It's not a matter of whether or not artificial intelligence will change the future of the IT industry, but how and to what extent it will change it. What a great year we had! 2019 brought us great transformation and excitements in the artificial intelligence (AI) space. The 21st century age is one of the exciting periods of human history where technological advancement is taking place in our daily life. We now have smartwatches monitoring patient's health, cars driving themselves, robots working in industries, and artificial intelligence unleashing unstoppable innovation every day. In fact, AI offers the opportunity for businesses to automate routine tasks so that humans can better use their time, providing higher valued contributions said, Ellie Mirman, CMO, Crayon.
That's all the time a pro hacker needs to infiltrate a company. And, unlike what you've seen in the movies, this isn't some hacker with extraordinary skills. Cybercrime statistics show us that 88% of pro hackers can boast the same level of efficiency. When that countdown starts, your company runs out of time fast. Unless you have a lightning-fast response time, your company could face serious reputational risk.
Artificial intelligence (AI) is no longer the realm of science fiction. AI is quickly becoming a powerful new technology and is set to disrupt any sector that deals with large amounts of data, and education is no different. The academic world is still considered one of the most human sectors -- the most human of the humanities -- but that doesn't mean there aren't ways in which teachers and school workers can benefit from implementing artificial intelligence. Just like any other industry, teachers deal with a huge amount of admin, and they are often having to spread their finite time between an ever-growing student body. As a result, the quality and relevance of education is becoming difficult to maintain.
As material handling, automation and maintenance specialists, AMH will not only be providing servicing and maintenance support to all UK customers but it will also be supplying Geek products as part of its warehouse solutions. Geek is a global technology company offering leading intelligent logistics solutions. The advanced robotic and AI solutions can be integrated into automated material handling and logistics systems. The company develops solutions which can automate the process of picking, moving, sorting and retrieving products to improve productivity within warehouses. Utilising Geek robotic technology, AMH is now able to produce flexible and versatile design concepts which allow companies to adapt to the trends of the market place without committing to large investments in fixed automation technology.
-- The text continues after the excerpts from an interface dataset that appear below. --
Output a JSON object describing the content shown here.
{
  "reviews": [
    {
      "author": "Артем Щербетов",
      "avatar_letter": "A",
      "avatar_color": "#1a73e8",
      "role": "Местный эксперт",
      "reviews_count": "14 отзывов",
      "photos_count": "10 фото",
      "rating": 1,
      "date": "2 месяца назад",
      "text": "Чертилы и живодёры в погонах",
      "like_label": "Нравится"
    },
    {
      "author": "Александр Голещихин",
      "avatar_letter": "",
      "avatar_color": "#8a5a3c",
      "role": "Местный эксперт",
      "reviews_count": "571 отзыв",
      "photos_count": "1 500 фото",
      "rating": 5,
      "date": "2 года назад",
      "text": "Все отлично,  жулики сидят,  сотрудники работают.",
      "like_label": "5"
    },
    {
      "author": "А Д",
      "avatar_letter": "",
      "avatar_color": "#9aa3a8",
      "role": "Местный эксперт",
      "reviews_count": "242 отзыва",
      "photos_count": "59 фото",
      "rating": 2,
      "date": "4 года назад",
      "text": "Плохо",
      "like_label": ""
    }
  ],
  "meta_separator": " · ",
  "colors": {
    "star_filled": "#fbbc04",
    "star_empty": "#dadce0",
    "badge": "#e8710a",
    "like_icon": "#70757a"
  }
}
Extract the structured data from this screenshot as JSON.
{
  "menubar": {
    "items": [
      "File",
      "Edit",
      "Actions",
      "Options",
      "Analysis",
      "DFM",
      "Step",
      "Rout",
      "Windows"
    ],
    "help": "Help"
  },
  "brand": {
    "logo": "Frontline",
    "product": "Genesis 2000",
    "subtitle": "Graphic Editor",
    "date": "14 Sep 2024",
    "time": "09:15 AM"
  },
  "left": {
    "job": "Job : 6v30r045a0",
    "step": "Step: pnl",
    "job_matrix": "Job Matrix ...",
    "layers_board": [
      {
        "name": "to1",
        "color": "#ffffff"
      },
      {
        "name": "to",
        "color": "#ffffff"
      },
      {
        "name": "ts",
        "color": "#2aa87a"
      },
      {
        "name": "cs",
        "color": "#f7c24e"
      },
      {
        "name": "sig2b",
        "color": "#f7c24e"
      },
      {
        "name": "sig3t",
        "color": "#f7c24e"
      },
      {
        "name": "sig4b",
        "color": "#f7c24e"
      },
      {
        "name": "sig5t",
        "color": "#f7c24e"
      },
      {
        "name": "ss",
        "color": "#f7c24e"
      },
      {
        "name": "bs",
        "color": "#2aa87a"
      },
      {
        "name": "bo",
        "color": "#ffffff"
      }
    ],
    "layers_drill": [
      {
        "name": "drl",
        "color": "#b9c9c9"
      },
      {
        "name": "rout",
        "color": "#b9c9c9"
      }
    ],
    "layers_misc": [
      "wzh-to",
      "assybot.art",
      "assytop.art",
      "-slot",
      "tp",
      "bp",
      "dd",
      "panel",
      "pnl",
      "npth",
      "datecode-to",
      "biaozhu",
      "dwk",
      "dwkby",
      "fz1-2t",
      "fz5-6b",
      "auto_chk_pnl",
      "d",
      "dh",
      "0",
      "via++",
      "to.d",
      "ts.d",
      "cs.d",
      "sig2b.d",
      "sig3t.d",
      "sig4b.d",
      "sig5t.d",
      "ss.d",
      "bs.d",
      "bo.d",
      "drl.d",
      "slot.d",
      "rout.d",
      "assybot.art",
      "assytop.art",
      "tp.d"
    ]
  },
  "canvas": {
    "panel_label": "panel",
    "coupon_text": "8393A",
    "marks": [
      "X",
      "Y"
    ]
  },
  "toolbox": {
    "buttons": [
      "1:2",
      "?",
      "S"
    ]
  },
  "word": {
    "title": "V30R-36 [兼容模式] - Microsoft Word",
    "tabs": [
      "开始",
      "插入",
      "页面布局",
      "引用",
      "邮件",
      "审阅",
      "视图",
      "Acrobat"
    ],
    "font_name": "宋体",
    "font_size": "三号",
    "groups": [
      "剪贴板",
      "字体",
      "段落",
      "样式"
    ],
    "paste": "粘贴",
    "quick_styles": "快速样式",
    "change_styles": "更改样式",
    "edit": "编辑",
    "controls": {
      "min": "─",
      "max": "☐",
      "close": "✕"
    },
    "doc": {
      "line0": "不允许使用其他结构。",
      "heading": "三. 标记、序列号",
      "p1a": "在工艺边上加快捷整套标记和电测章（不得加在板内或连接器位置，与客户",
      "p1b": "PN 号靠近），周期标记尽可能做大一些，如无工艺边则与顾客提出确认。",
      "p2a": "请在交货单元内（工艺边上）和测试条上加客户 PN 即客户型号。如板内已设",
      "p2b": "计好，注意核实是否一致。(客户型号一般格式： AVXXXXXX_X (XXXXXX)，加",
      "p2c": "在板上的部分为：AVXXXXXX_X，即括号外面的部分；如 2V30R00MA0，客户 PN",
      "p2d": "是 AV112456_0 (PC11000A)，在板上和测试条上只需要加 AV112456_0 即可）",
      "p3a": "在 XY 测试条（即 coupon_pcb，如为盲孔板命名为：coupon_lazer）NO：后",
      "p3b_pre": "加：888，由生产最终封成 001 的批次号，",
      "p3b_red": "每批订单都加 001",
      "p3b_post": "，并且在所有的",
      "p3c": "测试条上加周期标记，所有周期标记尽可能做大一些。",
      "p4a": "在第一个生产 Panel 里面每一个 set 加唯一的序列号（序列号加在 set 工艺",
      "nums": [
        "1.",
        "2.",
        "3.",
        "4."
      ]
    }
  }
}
The latest research from Cisco says that global internet traffic will reach 4.8 zetabytes a year in 2022, or 150,700 gigabytes a second. That research was published before the current coronavirus pandemic, which may well have a dramatic change in the shape and per-type breakdown of global internet traffic as face-to-face meetings are being overwhelmingly replaced with video conference calls and live video streaming. For example, NAB, the biggest event of the year in media production and distribution, has recently announced it will switch to a virtual conference for the 2020 year, with live presentations and meetings taking place via video streamed over the web. We are all aware of the bandwidth issues and contention that can pose a risk for internet connections. This is particularly true for video transfer over IP because of its need for sustained and consistent data rates and for low-latency packet delivery.